TO DO → The answer must be a word-for-word copy of the records below, with every picture left out.

_ _ _ _ _

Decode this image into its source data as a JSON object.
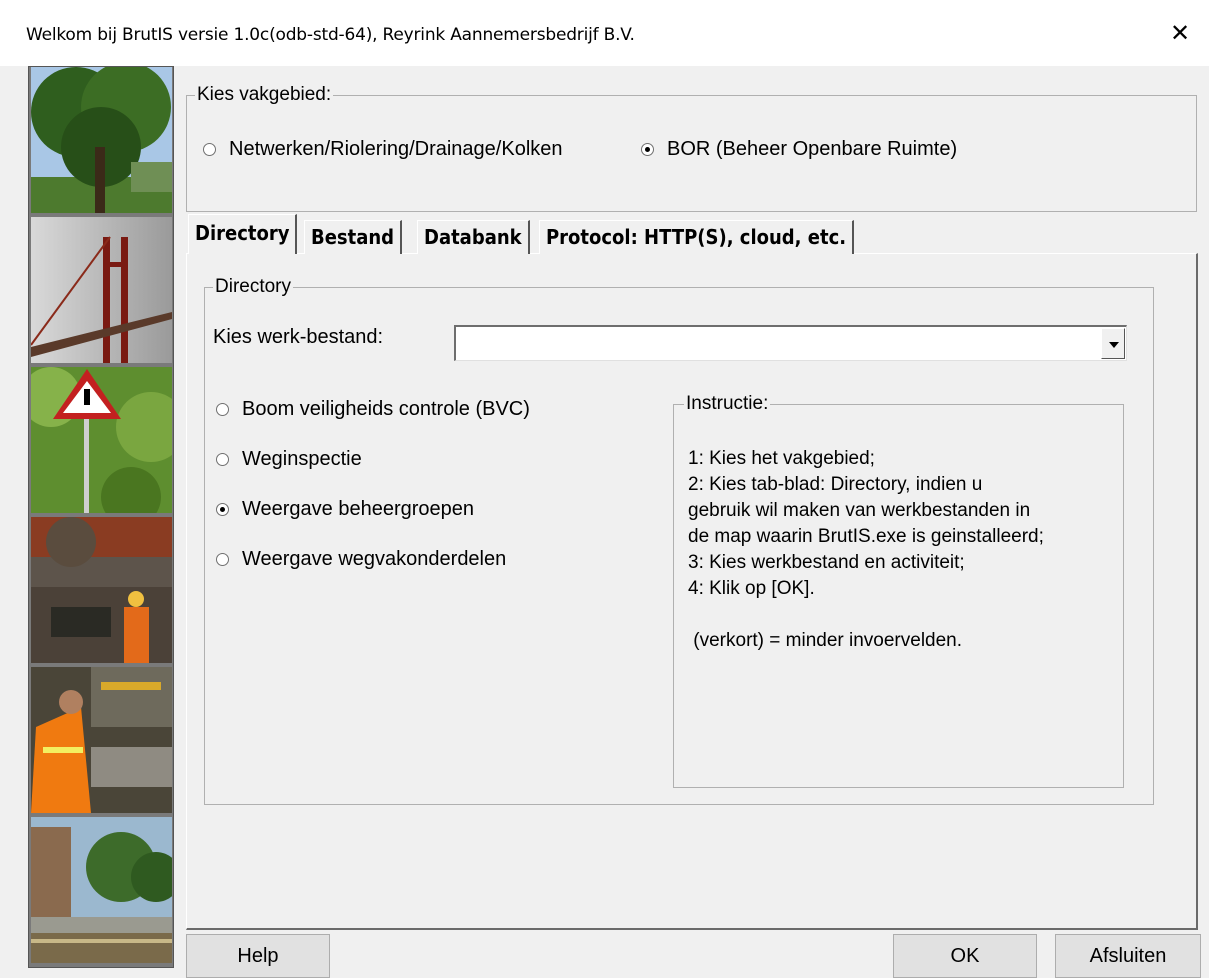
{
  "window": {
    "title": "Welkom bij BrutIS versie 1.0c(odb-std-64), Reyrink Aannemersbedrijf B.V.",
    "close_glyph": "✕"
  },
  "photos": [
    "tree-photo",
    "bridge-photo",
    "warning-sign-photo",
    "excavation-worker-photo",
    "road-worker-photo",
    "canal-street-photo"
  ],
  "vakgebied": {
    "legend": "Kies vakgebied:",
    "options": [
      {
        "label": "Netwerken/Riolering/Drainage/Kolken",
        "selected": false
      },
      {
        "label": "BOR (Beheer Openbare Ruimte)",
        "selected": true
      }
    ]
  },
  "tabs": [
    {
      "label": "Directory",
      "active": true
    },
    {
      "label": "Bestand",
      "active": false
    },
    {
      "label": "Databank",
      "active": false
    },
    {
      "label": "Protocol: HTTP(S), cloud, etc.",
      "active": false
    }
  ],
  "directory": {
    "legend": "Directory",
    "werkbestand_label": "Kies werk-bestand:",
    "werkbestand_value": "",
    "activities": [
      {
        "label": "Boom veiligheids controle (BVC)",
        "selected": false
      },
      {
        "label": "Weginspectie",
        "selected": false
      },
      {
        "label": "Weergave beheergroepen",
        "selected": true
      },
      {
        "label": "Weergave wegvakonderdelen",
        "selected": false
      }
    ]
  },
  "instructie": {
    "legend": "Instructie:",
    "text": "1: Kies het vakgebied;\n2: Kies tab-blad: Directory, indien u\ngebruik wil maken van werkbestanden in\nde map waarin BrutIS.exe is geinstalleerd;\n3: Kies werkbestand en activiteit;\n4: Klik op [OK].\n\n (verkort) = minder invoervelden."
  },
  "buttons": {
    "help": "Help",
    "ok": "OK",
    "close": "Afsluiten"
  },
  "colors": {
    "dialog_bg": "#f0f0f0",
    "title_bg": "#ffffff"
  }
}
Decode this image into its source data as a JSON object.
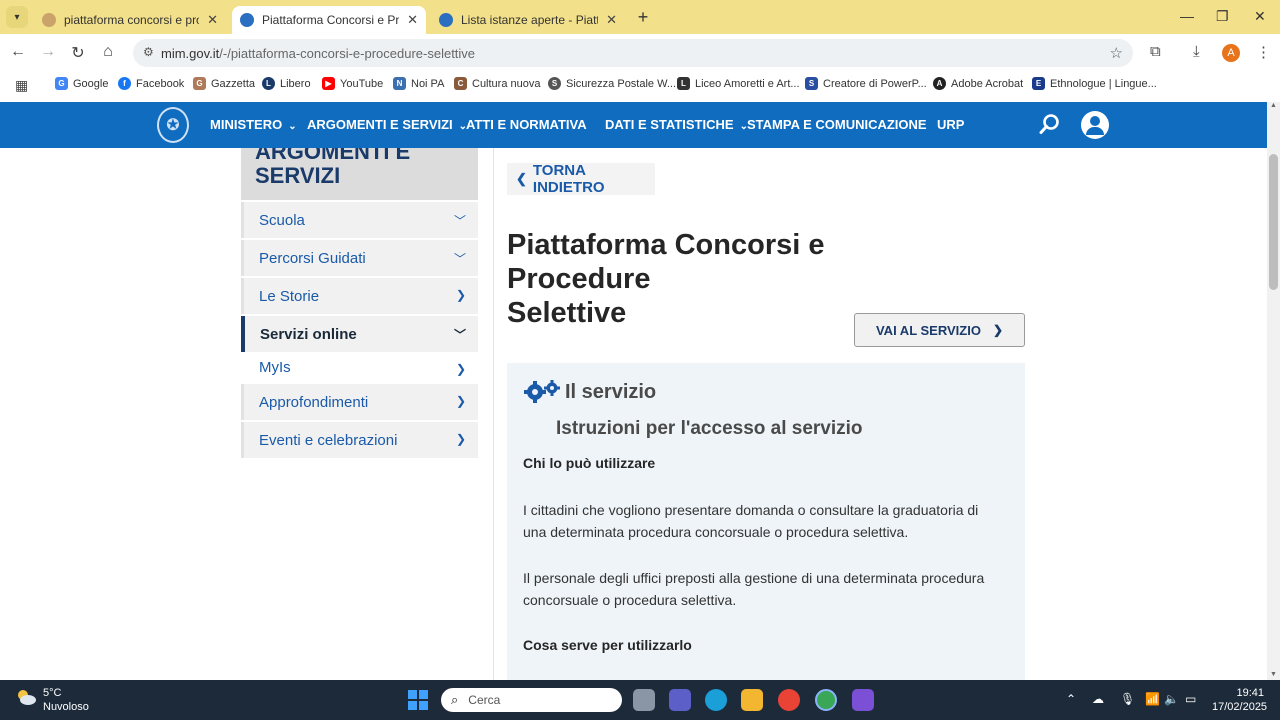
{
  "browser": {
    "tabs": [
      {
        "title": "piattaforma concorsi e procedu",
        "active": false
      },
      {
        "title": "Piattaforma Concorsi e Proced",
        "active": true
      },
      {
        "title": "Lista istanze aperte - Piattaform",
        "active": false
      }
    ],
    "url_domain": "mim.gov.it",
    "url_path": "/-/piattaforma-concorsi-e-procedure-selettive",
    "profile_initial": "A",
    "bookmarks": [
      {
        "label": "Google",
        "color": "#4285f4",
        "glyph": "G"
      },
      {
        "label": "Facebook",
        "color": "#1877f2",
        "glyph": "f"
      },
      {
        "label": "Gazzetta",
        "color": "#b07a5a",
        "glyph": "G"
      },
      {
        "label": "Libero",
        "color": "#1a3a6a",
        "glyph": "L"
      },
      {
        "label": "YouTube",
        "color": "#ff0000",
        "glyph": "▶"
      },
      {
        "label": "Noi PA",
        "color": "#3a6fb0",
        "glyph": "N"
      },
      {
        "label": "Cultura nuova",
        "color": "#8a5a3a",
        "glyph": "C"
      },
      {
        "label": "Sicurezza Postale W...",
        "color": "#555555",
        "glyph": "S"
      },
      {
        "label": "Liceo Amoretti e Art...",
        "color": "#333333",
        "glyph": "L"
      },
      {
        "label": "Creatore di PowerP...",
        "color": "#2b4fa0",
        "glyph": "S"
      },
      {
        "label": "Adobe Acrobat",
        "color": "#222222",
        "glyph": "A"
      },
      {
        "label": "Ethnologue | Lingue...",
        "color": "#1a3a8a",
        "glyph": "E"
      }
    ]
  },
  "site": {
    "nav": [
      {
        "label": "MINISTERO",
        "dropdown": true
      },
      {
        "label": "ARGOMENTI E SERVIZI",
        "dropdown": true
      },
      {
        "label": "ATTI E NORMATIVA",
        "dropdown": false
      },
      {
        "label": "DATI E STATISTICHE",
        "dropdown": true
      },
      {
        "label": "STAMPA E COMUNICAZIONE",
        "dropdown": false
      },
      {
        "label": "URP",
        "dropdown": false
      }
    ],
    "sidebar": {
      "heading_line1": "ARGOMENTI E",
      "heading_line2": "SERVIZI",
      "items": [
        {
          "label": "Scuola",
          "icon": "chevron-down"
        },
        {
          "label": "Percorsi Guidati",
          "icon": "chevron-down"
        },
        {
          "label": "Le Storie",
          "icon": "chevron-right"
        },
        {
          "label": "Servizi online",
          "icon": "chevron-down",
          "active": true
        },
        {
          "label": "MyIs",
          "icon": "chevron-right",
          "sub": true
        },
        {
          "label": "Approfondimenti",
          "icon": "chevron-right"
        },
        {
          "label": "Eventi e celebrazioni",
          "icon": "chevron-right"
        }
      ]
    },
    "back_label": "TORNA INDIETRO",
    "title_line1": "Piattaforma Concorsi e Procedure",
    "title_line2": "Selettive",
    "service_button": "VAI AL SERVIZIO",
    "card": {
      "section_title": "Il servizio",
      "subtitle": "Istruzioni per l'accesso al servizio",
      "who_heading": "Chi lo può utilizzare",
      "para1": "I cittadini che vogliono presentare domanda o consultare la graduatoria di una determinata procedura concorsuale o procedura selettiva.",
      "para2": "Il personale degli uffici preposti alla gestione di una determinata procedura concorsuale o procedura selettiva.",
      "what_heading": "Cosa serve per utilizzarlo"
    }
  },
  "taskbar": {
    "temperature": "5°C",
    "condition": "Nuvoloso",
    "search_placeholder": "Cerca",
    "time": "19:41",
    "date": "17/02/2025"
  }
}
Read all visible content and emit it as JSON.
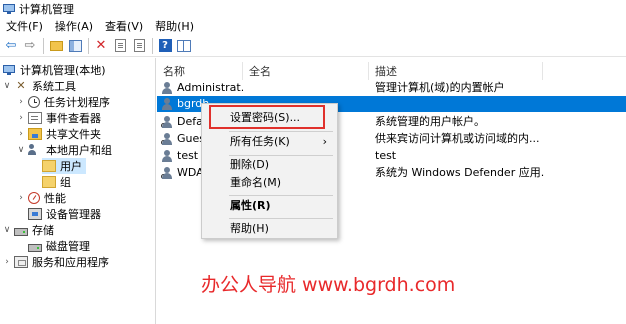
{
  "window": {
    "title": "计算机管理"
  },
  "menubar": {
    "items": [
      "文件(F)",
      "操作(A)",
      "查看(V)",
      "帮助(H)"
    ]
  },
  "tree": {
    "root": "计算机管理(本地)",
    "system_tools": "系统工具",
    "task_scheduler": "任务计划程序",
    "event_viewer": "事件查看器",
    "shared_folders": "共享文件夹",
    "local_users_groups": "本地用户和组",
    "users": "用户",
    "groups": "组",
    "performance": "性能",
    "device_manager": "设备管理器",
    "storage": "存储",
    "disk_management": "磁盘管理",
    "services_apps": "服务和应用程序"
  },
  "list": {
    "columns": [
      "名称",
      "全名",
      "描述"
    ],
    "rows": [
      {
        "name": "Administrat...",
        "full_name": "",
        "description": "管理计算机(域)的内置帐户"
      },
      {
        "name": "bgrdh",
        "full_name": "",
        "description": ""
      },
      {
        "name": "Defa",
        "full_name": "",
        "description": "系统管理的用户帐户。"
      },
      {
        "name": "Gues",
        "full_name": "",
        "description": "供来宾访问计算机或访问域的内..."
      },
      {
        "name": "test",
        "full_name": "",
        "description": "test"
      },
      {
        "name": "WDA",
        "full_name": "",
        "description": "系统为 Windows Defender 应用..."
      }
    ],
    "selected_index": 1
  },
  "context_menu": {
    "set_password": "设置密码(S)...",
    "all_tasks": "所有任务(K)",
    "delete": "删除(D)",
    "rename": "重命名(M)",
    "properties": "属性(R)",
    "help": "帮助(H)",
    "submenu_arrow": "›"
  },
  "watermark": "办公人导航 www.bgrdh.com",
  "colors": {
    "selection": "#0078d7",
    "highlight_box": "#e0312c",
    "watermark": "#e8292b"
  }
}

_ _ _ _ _

ANSWER AREA →
Decode this image into its source data as a JSON object.
{
  "window": {
    "title": "Welkom bij BrutIS versie 1.0c(odb-std-64), Reyrink Aannemersbedrijf B.V.",
    "close_glyph": "✕"
  },
  "photos": [
    "tree-photo",
    "bridge-photo",
    "warning-sign-photo",
    "excavation-worker-photo",
    "road-worker-photo",
    "canal-street-photo"
  ],
  "vakgebied": {
    "legend": "Kies vakgebied:",
    "options": [
      {
        "label": "Netwerken/Riolering/Drainage/Kolken",
        "selected": false
      },
      {
        "label": "BOR (Beheer Openbare Ruimte)",
        "selected": true
      }
    ]
  },
  "tabs": [
    {
      "label": "Directory",
      "active": true
    },
    {
      "label": "Bestand",
      "active": false
    },
    {
      "label": "Databank",
      "active": false
    },
    {
      "label": "Protocol: HTTP(S), cloud, etc.",
      "active": false
    }
  ],
  "directory": {
    "legend": "Directory",
    "werkbestand_label": "Kies werk-bestand:",
    "werkbestand_value": "",
    "activities": [
      {
        "label": "Boom veiligheids controle (BVC)",
        "selected": false
      },
      {
        "label": "Weginspectie",
        "selected": false
      },
      {
        "label": "Weergave beheergroepen",
        "selected": true
      },
      {
        "label": "Weergave wegvakonderdelen",
        "selected": false
      }
    ]
  },
  "instructie": {
    "legend": "Instructie:",
    "text": "1: Kies het vakgebied;\n2: Kies tab-blad: Directory, indien u\ngebruik wil maken van werkbestanden in\nde map waarin BrutIS.exe is geinstalleerd;\n3: Kies werkbestand en activiteit;\n4: Klik op [OK].\n\n (verkort) = minder invoervelden."
  },
  "buttons": {
    "help": "Help",
    "ok": "OK",
    "close": "Afsluiten"
  },
  "colors": {
    "dialog_bg": "#f0f0f0",
    "title_bg": "#ffffff"
  }
}
Decode this image into its source data as a JSON object.
{
  "browser": {
    "tabs": [
      {
        "title": "piattaforma concorsi e procedu",
        "active": false
      },
      {
        "title": "Piattaforma Concorsi e Proced",
        "active": true
      },
      {
        "title": "Lista istanze aperte - Piattaform",
        "active": false
      }
    ],
    "url_domain": "mim.gov.it",
    "url_path": "/-/piattaforma-concorsi-e-procedure-selettive",
    "profile_initial": "A",
    "bookmarks": [
      {
        "label": "Google",
        "color": "#4285f4",
        "glyph": "G"
      },
      {
        "label": "Facebook",
        "color": "#1877f2",
        "glyph": "f"
      },
      {
        "label": "Gazzetta",
        "color": "#b07a5a",
        "glyph": "G"
      },
      {
        "label": "Libero",
        "color": "#1a3a6a",
        "glyph": "L"
      },
      {
        "label": "YouTube",
        "color": "#ff0000",
        "glyph": "▶"
      },
      {
        "label": "Noi PA",
        "color": "#3a6fb0",
        "glyph": "N"
      },
      {
        "label": "Cultura nuova",
        "color": "#8a5a3a",
        "glyph": "C"
      },
      {
        "label": "Sicurezza Postale W...",
        "color": "#555555",
        "glyph": "S"
      },
      {
        "label": "Liceo Amoretti e Art...",
        "color": "#333333",
        "glyph": "L"
      },
      {
        "label": "Creatore di PowerP...",
        "color": "#2b4fa0",
        "glyph": "S"
      },
      {
        "label": "Adobe Acrobat",
        "color": "#222222",
        "glyph": "A"
      },
      {
        "label": "Ethnologue | Lingue...",
        "color": "#1a3a8a",
        "glyph": "E"
      }
    ]
  },
  "site": {
    "nav": [
      {
        "label": "MINISTERO",
        "dropdown": true
      },
      {
        "label": "ARGOMENTI E SERVIZI",
        "dropdown": true
      },
      {
        "label": "ATTI E NORMATIVA",
        "dropdown": false
      },
      {
        "label": "DATI E STATISTICHE",
        "dropdown": true
      },
      {
        "label": "STAMPA E COMUNICAZIONE",
        "dropdown": false
      },
      {
        "label": "URP",
        "dropdown": false
      }
    ],
    "sidebar": {
      "heading_line1": "ARGOMENTI E",
      "heading_line2": "SERVIZI",
      "items": [
        {
          "label": "Scuola",
          "icon": "chevron-down"
        },
        {
          "label": "Percorsi Guidati",
          "icon": "chevron-down"
        },
        {
          "label": "Le Storie",
          "icon": "chevron-right"
        },
        {
          "label": "Servizi online",
          "icon": "chevron-down",
          "active": true
        },
        {
          "label": "MyIs",
          "icon": "chevron-right",
          "sub": true
        },
        {
          "label": "Approfondimenti",
          "icon": "chevron-right"
        },
        {
          "label": "Eventi e celebrazioni",
          "icon": "chevron-right"
        }
      ]
    },
    "back_label": "TORNA INDIETRO",
    "title_line1": "Piattaforma Concorsi e Procedure",
    "title_line2": "Selettive",
    "service_button": "VAI AL SERVIZIO",
    "card": {
      "section_title": "Il servizio",
      "subtitle": "Istruzioni per l'accesso al servizio",
      "who_heading": "Chi lo può utilizzare",
      "para1": "I cittadini che vogliono presentare domanda o consultare la graduatoria di una determinata procedura concorsuale o procedura selettiva.",
      "para2": "Il personale degli uffici preposti alla gestione di una determinata procedura concorsuale o procedura selettiva.",
      "what_heading": "Cosa serve per utilizzarlo"
    }
  },
  "taskbar": {
    "temperature": "5°C",
    "condition": "Nuvoloso",
    "search_placeholder": "Cerca",
    "time": "19:41",
    "date": "17/02/2025"
  }
}
Read all visible content and emit it as JSON.
{
  "window": {
    "title": "计算机管理"
  },
  "menubar": {
    "items": [
      "文件(F)",
      "操作(A)",
      "查看(V)",
      "帮助(H)"
    ]
  },
  "tree": {
    "root": "计算机管理(本地)",
    "system_tools": "系统工具",
    "task_scheduler": "任务计划程序",
    "event_viewer": "事件查看器",
    "shared_folders": "共享文件夹",
    "local_users_groups": "本地用户和组",
    "users": "用户",
    "groups": "组",
    "performance": "性能",
    "device_manager": "设备管理器",
    "storage": "存储",
    "disk_management": "磁盘管理",
    "services_apps": "服务和应用程序"
  },
  "list": {
    "columns": [
      "名称",
      "全名",
      "描述"
    ],
    "rows": [
      {
        "name": "Administrat...",
        "full_name": "",
        "description": "管理计算机(域)的内置帐户"
      },
      {
        "name": "bgrdh",
        "full_name": "",
        "description": ""
      },
      {
        "name": "Defa",
        "full_name": "",
        "description": "系统管理的用户帐户。"
      },
      {
        "name": "Gues",
        "full_name": "",
        "description": "供来宾访问计算机或访问域的内..."
      },
      {
        "name": "test",
        "full_name": "",
        "description": "test"
      },
      {
        "name": "WDA",
        "full_name": "",
        "description": "系统为 Windows Defender 应用..."
      }
    ],
    "selected_index": 1
  },
  "context_menu": {
    "set_password": "设置密码(S)...",
    "all_tasks": "所有任务(K)",
    "delete": "删除(D)",
    "rename": "重命名(M)",
    "properties": "属性(R)",
    "help": "帮助(H)",
    "submenu_arrow": "›"
  },
  "watermark": "办公人导航 www.bgrdh.com",
  "colors": {
    "selection": "#0078d7",
    "highlight_box": "#e0312c",
    "watermark": "#e8292b"
  }
}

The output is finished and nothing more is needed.